WORK ORDER: Which lines of the data hold the word "files"? Copy all of them.

PROVIDED INFORMATION:
........
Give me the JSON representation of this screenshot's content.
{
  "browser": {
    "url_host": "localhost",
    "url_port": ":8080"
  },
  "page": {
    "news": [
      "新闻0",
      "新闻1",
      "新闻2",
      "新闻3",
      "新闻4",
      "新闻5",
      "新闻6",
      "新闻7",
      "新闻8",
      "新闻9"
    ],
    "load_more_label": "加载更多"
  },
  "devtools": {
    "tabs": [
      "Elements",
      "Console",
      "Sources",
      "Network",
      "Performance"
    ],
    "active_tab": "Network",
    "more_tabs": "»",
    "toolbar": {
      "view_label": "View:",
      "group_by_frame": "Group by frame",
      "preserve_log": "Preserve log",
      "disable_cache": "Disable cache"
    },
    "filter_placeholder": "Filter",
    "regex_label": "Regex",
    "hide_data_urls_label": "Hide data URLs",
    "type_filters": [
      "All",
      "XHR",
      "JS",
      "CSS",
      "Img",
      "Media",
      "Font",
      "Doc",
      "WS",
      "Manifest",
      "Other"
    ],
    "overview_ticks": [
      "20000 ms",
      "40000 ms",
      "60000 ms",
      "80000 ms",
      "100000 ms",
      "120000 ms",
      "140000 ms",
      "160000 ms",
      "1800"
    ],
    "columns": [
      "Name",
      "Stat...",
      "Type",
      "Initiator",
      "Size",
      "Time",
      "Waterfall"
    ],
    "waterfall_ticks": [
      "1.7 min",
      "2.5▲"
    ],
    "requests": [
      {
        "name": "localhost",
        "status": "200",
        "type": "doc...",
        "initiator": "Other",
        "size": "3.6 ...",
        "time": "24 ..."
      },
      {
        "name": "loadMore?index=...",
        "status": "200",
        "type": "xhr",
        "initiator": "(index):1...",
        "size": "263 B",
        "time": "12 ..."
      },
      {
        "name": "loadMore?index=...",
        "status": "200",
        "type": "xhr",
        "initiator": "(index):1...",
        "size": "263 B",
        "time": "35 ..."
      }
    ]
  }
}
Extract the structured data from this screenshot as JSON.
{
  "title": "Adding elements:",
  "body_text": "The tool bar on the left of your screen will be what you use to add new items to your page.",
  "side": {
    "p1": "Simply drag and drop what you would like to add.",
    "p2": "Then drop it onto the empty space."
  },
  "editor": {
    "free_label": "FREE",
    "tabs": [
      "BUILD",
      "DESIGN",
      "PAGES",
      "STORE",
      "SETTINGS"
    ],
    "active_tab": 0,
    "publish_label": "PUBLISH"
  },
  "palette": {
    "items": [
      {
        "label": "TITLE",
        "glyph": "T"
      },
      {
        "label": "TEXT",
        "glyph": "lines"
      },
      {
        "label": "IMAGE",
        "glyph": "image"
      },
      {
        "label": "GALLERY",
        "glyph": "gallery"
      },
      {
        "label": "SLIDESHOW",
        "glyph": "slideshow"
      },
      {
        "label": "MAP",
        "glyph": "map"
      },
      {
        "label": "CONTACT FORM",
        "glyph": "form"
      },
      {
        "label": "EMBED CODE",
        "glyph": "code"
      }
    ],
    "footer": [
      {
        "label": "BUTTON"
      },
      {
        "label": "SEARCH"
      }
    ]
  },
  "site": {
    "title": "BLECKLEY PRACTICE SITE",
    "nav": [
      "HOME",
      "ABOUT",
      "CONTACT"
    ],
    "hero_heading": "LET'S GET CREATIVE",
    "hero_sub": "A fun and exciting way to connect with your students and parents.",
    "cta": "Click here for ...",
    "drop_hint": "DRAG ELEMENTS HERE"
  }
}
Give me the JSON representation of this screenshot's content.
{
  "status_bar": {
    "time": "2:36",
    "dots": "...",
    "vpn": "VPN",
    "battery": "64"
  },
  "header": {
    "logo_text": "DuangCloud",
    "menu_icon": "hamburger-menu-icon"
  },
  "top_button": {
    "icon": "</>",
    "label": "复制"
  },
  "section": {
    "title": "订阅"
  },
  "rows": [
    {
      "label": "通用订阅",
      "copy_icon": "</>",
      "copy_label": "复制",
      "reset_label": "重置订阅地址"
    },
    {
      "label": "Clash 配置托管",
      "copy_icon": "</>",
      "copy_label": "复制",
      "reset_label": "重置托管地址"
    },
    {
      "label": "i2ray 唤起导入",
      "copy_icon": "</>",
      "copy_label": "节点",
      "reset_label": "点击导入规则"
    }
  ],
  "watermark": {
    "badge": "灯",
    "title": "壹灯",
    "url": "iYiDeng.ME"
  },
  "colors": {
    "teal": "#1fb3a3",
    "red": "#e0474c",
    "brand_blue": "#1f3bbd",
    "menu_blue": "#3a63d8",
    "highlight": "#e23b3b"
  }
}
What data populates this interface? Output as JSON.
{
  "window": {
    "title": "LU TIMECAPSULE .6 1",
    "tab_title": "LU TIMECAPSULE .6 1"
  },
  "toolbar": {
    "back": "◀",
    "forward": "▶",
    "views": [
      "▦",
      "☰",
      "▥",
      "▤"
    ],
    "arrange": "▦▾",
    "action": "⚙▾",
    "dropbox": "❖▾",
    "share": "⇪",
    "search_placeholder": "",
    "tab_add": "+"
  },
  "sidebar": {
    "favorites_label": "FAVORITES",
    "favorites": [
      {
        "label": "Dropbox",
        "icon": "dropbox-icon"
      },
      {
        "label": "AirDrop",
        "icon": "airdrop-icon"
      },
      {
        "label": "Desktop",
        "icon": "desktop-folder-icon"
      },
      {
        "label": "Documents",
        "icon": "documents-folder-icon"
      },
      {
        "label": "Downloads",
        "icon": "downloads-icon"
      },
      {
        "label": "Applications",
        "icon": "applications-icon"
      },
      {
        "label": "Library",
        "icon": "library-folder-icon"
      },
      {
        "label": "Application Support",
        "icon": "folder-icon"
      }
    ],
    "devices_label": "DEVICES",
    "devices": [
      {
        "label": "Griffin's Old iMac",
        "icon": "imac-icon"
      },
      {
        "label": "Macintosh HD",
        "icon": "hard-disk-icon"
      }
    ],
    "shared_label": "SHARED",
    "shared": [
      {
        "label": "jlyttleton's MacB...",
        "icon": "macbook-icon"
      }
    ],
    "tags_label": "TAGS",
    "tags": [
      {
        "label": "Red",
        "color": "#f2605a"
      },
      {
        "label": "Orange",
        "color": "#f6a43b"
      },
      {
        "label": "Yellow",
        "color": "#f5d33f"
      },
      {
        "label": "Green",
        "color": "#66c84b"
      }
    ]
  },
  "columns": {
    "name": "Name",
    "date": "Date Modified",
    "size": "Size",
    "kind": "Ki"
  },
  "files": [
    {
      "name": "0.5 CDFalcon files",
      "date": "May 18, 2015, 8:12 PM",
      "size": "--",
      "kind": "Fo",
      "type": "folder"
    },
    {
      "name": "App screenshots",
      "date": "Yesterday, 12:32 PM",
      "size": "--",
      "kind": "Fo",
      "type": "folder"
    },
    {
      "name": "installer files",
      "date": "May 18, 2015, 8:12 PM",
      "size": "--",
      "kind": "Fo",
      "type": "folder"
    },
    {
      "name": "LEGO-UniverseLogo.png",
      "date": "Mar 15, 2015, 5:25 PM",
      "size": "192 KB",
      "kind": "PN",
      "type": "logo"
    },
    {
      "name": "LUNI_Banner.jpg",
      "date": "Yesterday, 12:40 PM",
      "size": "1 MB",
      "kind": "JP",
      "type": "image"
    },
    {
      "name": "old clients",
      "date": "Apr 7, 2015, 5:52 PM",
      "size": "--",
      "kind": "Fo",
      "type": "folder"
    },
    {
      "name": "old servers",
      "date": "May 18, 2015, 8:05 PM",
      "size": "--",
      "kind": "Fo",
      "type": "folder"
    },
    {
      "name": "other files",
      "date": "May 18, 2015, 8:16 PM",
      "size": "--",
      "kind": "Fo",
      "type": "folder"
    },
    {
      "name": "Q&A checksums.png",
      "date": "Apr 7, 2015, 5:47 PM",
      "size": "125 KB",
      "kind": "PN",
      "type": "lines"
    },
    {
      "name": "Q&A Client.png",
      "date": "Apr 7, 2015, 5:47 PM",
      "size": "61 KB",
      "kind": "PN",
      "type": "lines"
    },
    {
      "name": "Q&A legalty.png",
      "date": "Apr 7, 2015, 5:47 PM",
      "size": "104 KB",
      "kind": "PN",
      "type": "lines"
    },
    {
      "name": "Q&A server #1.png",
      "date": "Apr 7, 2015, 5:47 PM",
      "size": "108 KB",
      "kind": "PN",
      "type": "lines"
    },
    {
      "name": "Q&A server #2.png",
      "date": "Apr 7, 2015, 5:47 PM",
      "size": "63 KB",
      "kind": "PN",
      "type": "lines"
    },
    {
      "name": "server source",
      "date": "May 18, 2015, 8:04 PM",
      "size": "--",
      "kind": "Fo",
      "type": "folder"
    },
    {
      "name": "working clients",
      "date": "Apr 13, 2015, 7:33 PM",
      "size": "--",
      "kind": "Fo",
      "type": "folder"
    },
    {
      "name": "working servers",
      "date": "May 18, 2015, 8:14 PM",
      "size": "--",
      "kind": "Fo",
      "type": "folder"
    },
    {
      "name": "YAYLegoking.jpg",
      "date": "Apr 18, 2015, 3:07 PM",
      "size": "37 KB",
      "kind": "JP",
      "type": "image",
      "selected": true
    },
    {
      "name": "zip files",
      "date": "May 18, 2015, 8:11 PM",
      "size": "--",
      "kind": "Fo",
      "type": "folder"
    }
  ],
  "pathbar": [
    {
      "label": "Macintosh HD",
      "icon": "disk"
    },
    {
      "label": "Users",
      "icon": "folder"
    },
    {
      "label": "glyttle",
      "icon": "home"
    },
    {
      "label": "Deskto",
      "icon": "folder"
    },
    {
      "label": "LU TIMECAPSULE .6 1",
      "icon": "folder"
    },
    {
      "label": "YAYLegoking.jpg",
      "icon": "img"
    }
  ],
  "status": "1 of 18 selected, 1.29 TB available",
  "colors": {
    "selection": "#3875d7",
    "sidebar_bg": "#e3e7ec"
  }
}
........
ANSWER AREA:
  "files": [
      "name": "0.5 CDFalcon files",
      "name": "installer files",
      "name": "other files",
      "name": "zip files",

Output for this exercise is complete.